Task objective. Could the records below be restated word for word, without a single picture?

[Start of section]

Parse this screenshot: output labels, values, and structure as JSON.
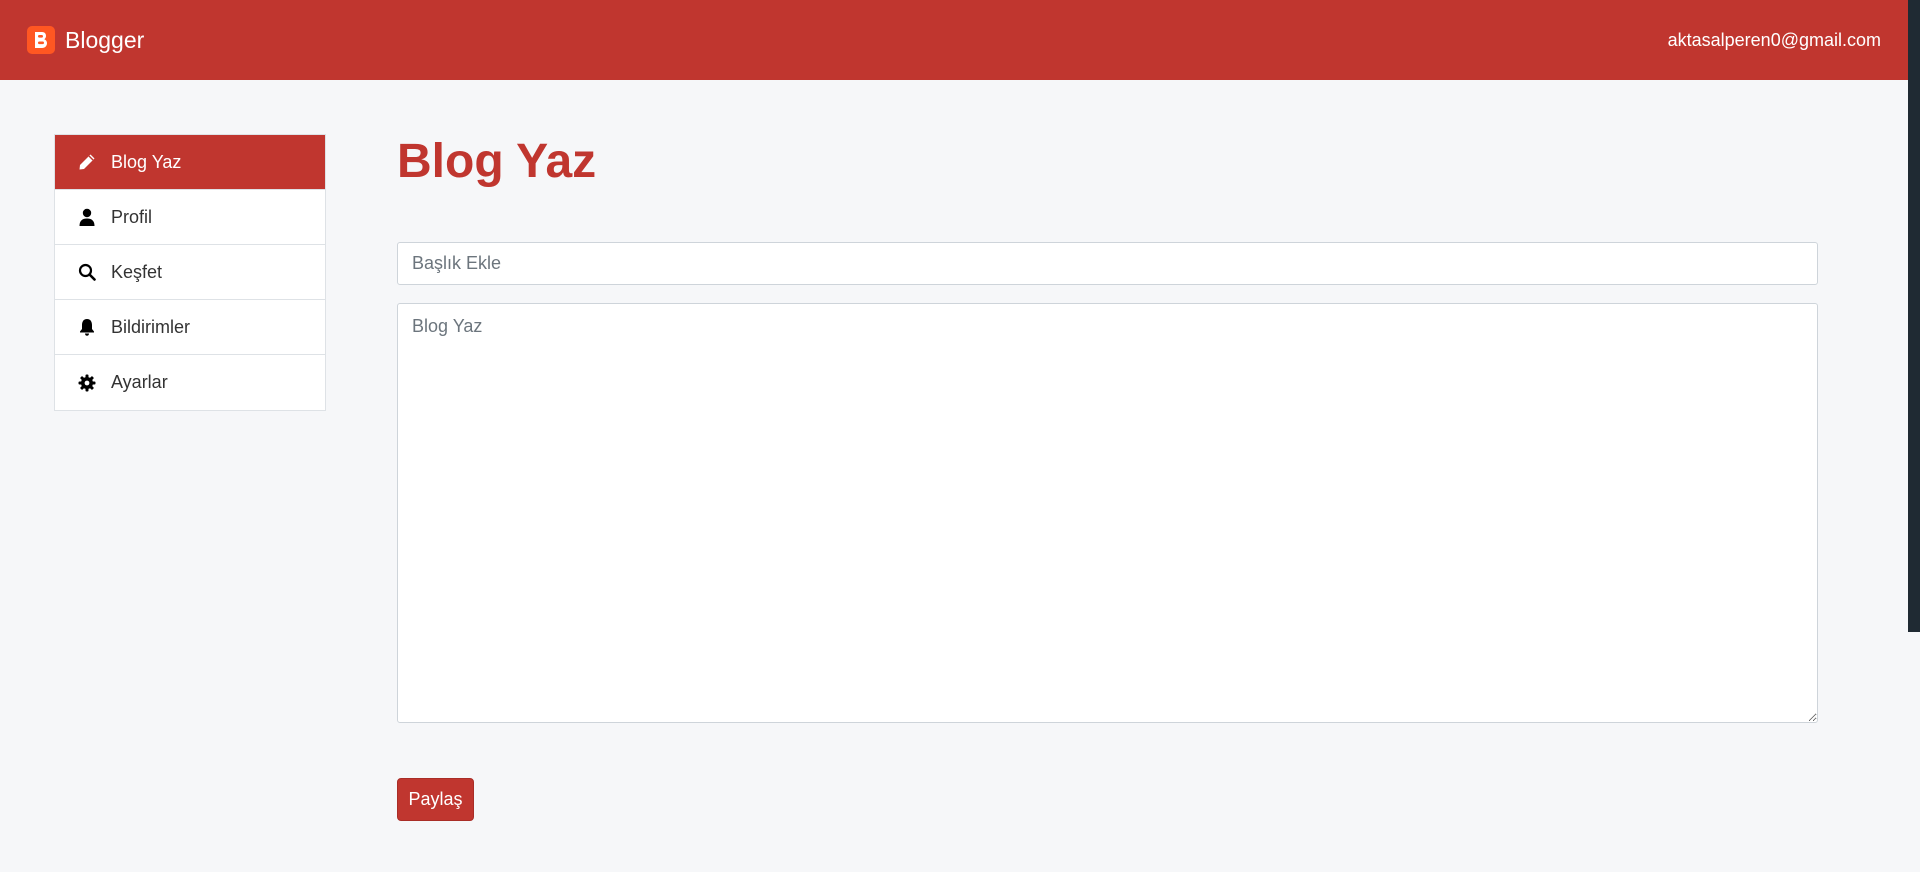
{
  "navbar": {
    "brand": "Blogger",
    "user_email": "aktasalperen0@gmail.com",
    "brand_color": "#c0362f",
    "logo_color": "#ff5722"
  },
  "sidebar": {
    "items": [
      {
        "label": "Blog Yaz",
        "icon": "pencil-icon",
        "active": true
      },
      {
        "label": "Profil",
        "icon": "user-icon",
        "active": false
      },
      {
        "label": "Keşfet",
        "icon": "search-icon",
        "active": false
      },
      {
        "label": "Bildirimler",
        "icon": "bell-icon",
        "active": false
      },
      {
        "label": "Ayarlar",
        "icon": "gear-icon",
        "active": false
      }
    ]
  },
  "main": {
    "title": "Blog Yaz",
    "title_field": {
      "placeholder": "Başlık Ekle",
      "value": ""
    },
    "body_field": {
      "placeholder": "Blog Yaz",
      "value": ""
    },
    "share_label": "Paylaş"
  }
}
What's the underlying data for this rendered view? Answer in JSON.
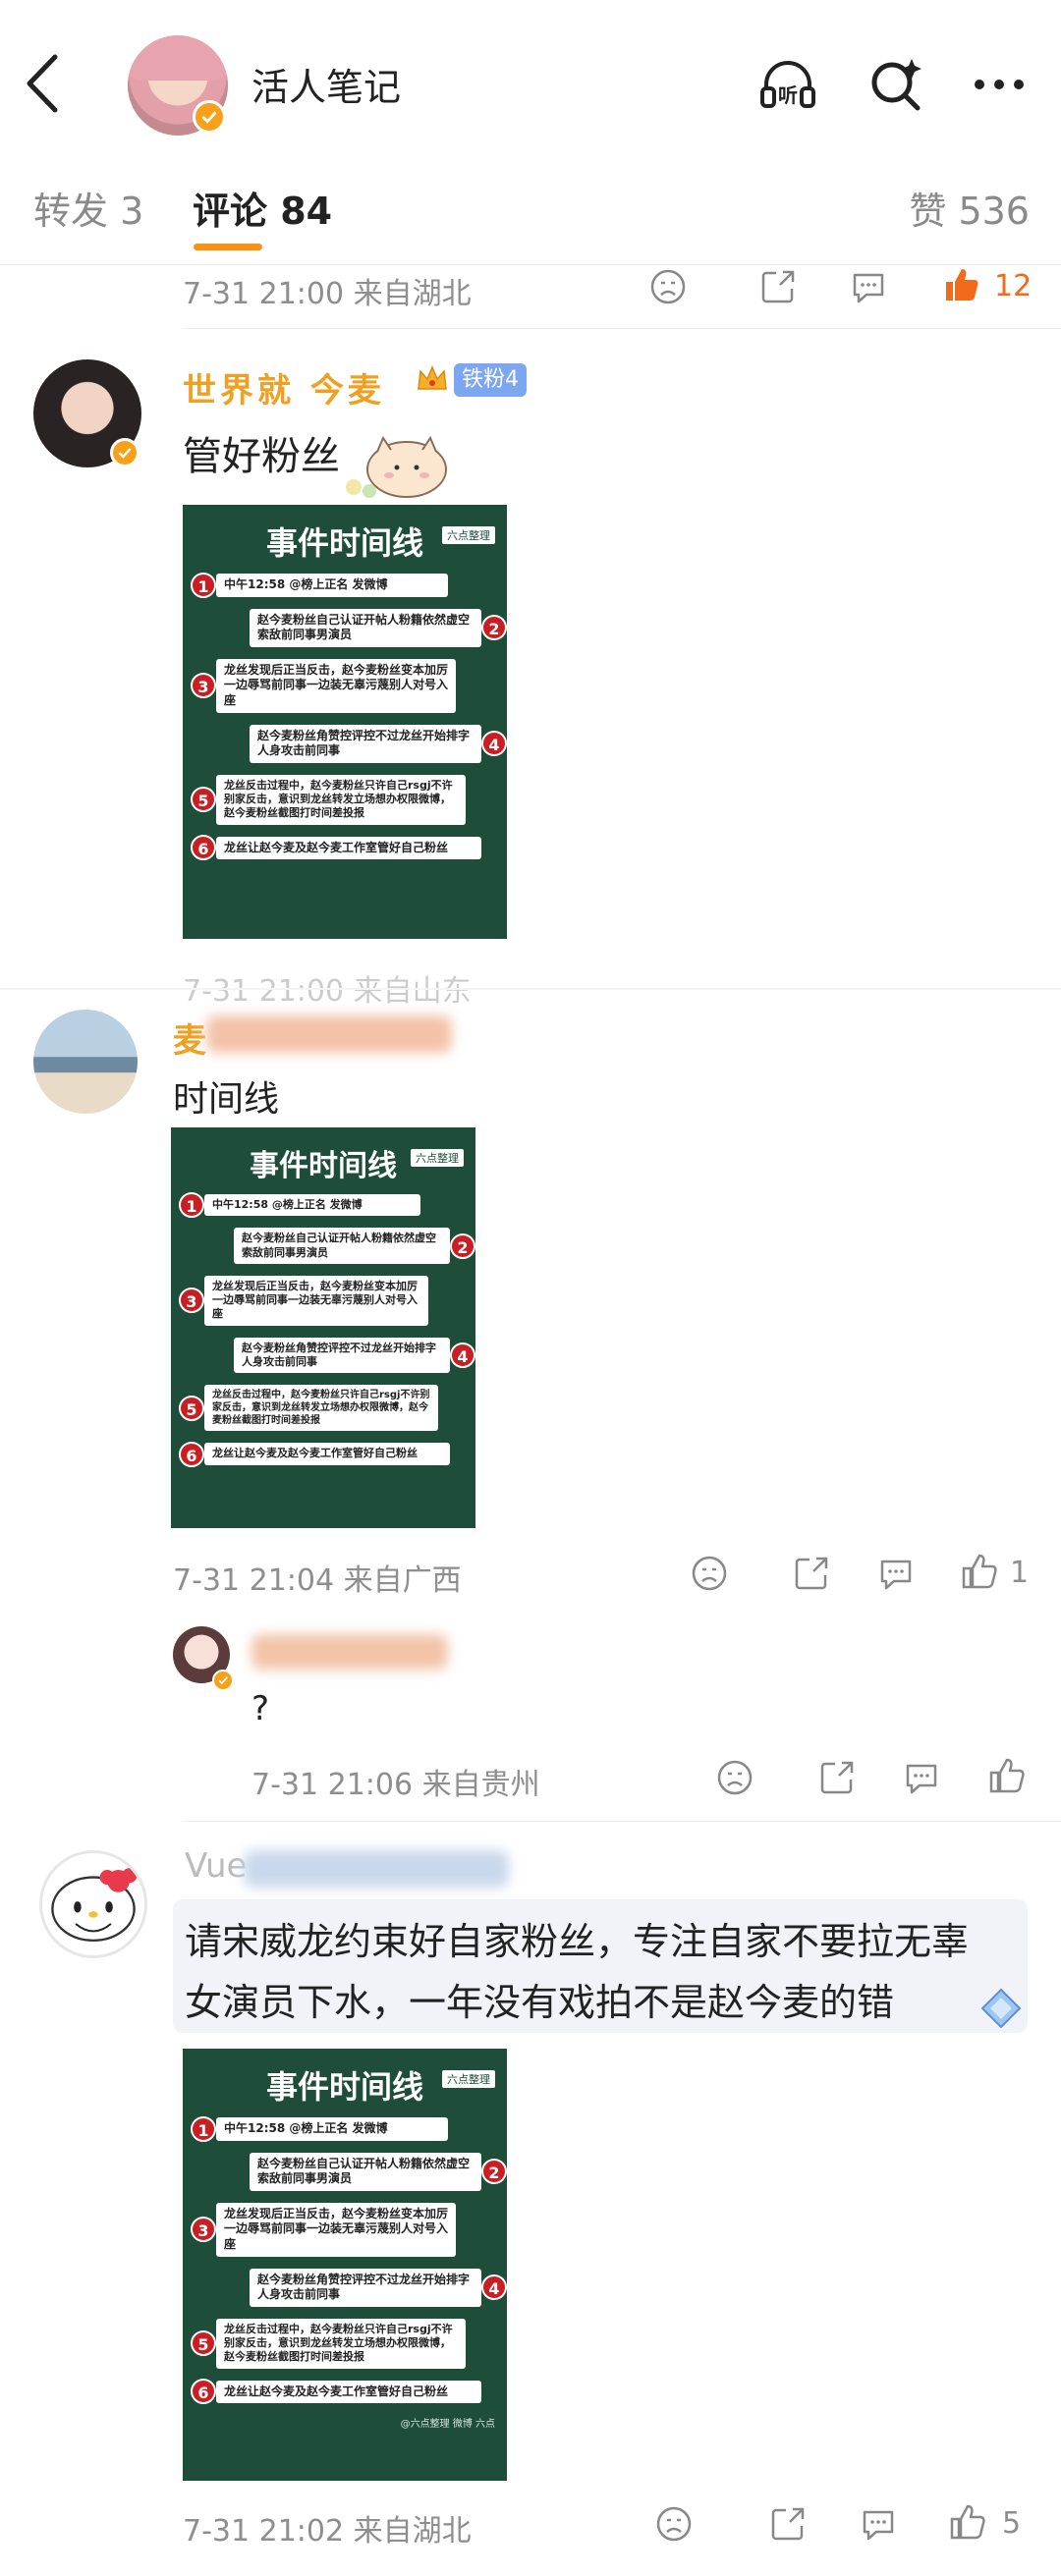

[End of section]

Solution for this problem.
Parse this screenshot: output labels, values, and structure as JSON.
{
  "navbar": {
    "brand": "Blogger",
    "user_email": "aktasalperen0@gmail.com",
    "brand_color": "#c0362f",
    "logo_color": "#ff5722"
  },
  "sidebar": {
    "items": [
      {
        "label": "Blog Yaz",
        "icon": "pencil-icon",
        "active": true
      },
      {
        "label": "Profil",
        "icon": "user-icon",
        "active": false
      },
      {
        "label": "Keşfet",
        "icon": "search-icon",
        "active": false
      },
      {
        "label": "Bildirimler",
        "icon": "bell-icon",
        "active": false
      },
      {
        "label": "Ayarlar",
        "icon": "gear-icon",
        "active": false
      }
    ]
  },
  "main": {
    "title": "Blog Yaz",
    "title_field": {
      "placeholder": "Başlık Ekle",
      "value": ""
    },
    "body_field": {
      "placeholder": "Blog Yaz",
      "value": ""
    },
    "share_label": "Paylaş"
  }
}
What's the underlying data for this rendered view? Answer in JSON.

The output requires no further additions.